▶ [Supplied material]
▽

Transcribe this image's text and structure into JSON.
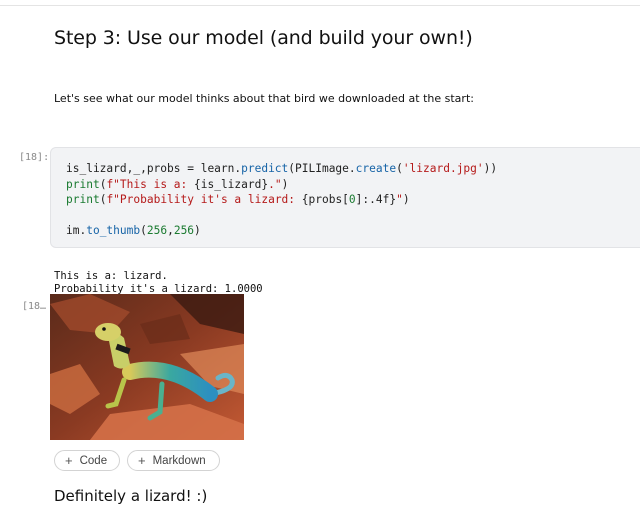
{
  "heading": "Step 3: Use our model (and build your own!)",
  "intro": "Let's see what our model thinks about that bird we downloaded at the start:",
  "cell_in": {
    "prompt": "[18]:",
    "code": {
      "l1_a": "is_lizard,_,probs = learn.",
      "l1_fn": "predict",
      "l1_b": "(PILImage.",
      "l1_fn2": "create",
      "l1_c": "(",
      "l1_str": "'lizard.jpg'",
      "l1_d": "))",
      "l2_kw": "print",
      "l2_a": "(",
      "l2_str": "f\"This is a: ",
      "l2_b": "{is_lizard}",
      "l2_str2": ".\"",
      "l2_c": ")",
      "l3_kw": "print",
      "l3_a": "(",
      "l3_str": "f\"Probability it's a lizard: ",
      "l3_b": "{probs[",
      "l3_num": "0",
      "l3_c": "]:.4f}",
      "l3_str2": "\"",
      "l3_d": ")",
      "l5_a": "im.",
      "l5_fn": "to_thumb",
      "l5_b": "(",
      "l5_n1": "256",
      "l5_c": ",",
      "l5_n2": "256",
      "l5_d": ")"
    }
  },
  "cell_out": {
    "prompt": "[18…",
    "line1": "This is a: lizard.",
    "line2": "Probability it's a lizard: 1.0000"
  },
  "buttons": {
    "add_code": "Code",
    "add_markdown": "Markdown",
    "plus": "+"
  },
  "final_text": "Definitely a lizard! :)",
  "colors": {
    "cell_bg": "#f2f3f5",
    "function": "#1764a7",
    "string": "#b51a1a",
    "keyword": "#1a7a30"
  }
}
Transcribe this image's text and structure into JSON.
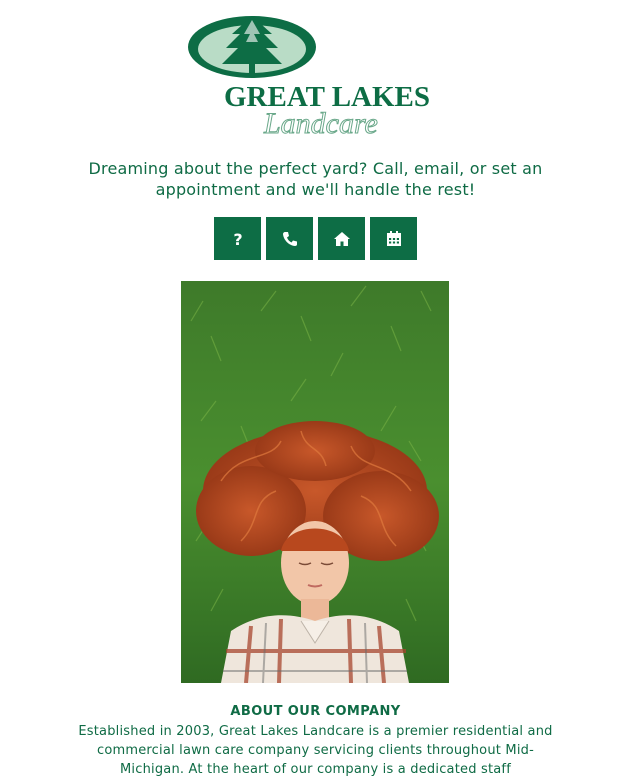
{
  "brand": {
    "name_line1": "GREAT LAKES",
    "name_line2": "Landcare"
  },
  "tagline": "Dreaming about the perfect yard? Call, email, or set an appointment and we'll handle the rest!",
  "buttons": [
    {
      "icon": "question-icon",
      "glyph": "?"
    },
    {
      "icon": "phone-icon"
    },
    {
      "icon": "home-icon"
    },
    {
      "icon": "calendar-icon"
    }
  ],
  "about": {
    "title": "ABOUT OUR COMPANY",
    "text": "Established in 2003, Great Lakes Landcare is a premier residential and commercial lawn care company servicing clients throughout Mid-Michigan. At the heart of our company is a dedicated staff"
  },
  "colors": {
    "brand_green": "#0d6d45",
    "light_green": "#b9dcc6"
  }
}
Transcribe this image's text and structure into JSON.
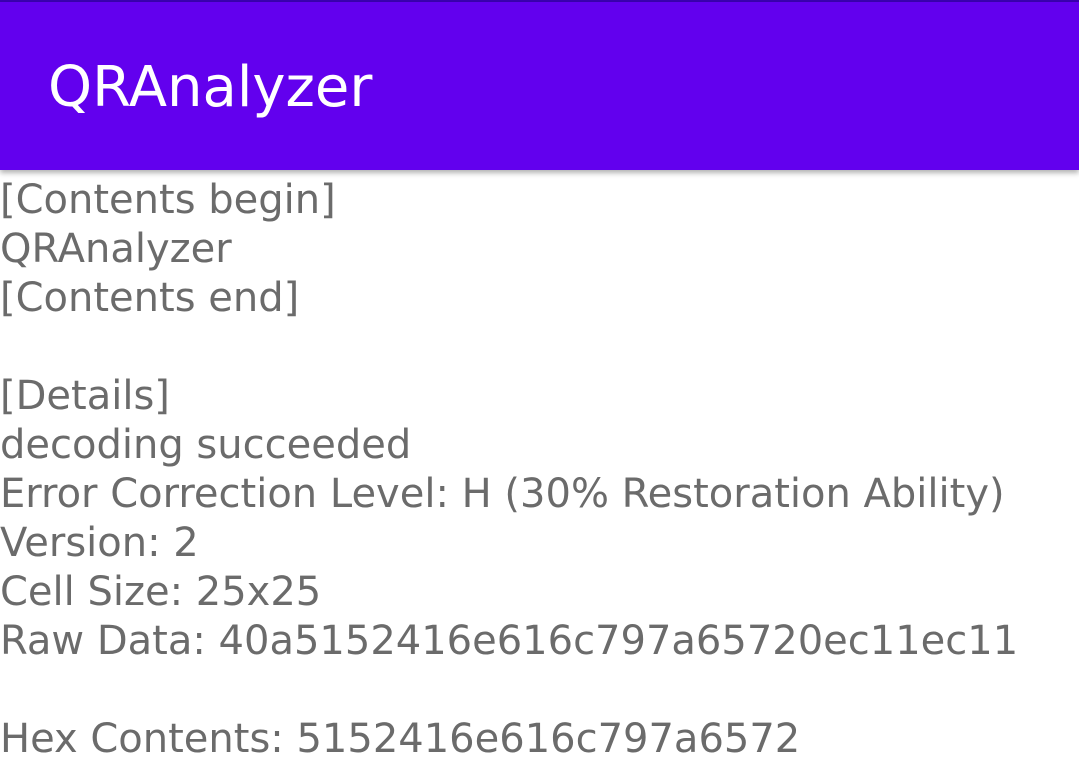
{
  "app_bar": {
    "title": "QRAnalyzer",
    "background_color": "#6200ee",
    "title_color": "#ffffff"
  },
  "result": {
    "contents_begin": "[Contents begin]",
    "contents": "QRAnalyzer",
    "contents_end": "[Contents end]",
    "details_header": "[Details]",
    "status": "decoding succeeded",
    "error_correction": "Error Correction Level: H (30% Restoration Ability)",
    "version": "Version: 2",
    "cell_size": "Cell Size: 25x25",
    "raw_data": "Raw Data: 40a5152416e616c797a65720ec11ec11",
    "hex_contents": "Hex Contents: 5152416e616c797a6572",
    "text_color": "#6b6b6b"
  }
}
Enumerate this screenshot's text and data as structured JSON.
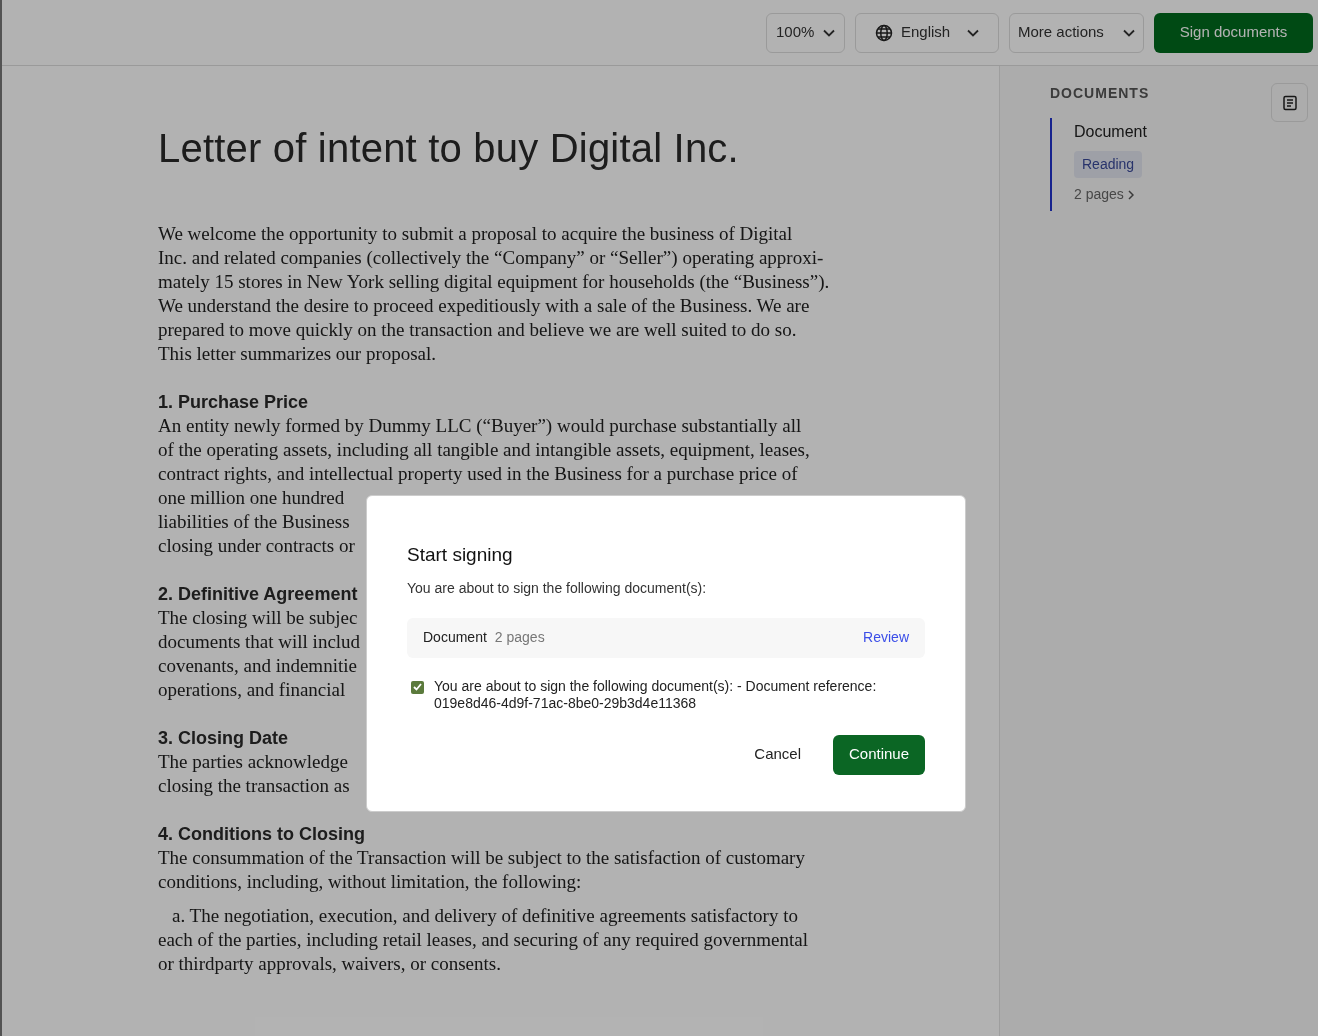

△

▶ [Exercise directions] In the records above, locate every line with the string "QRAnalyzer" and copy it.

▶ [Written response]
    "title": "QRAnalyzer",
    "contents": "QRAnalyzer",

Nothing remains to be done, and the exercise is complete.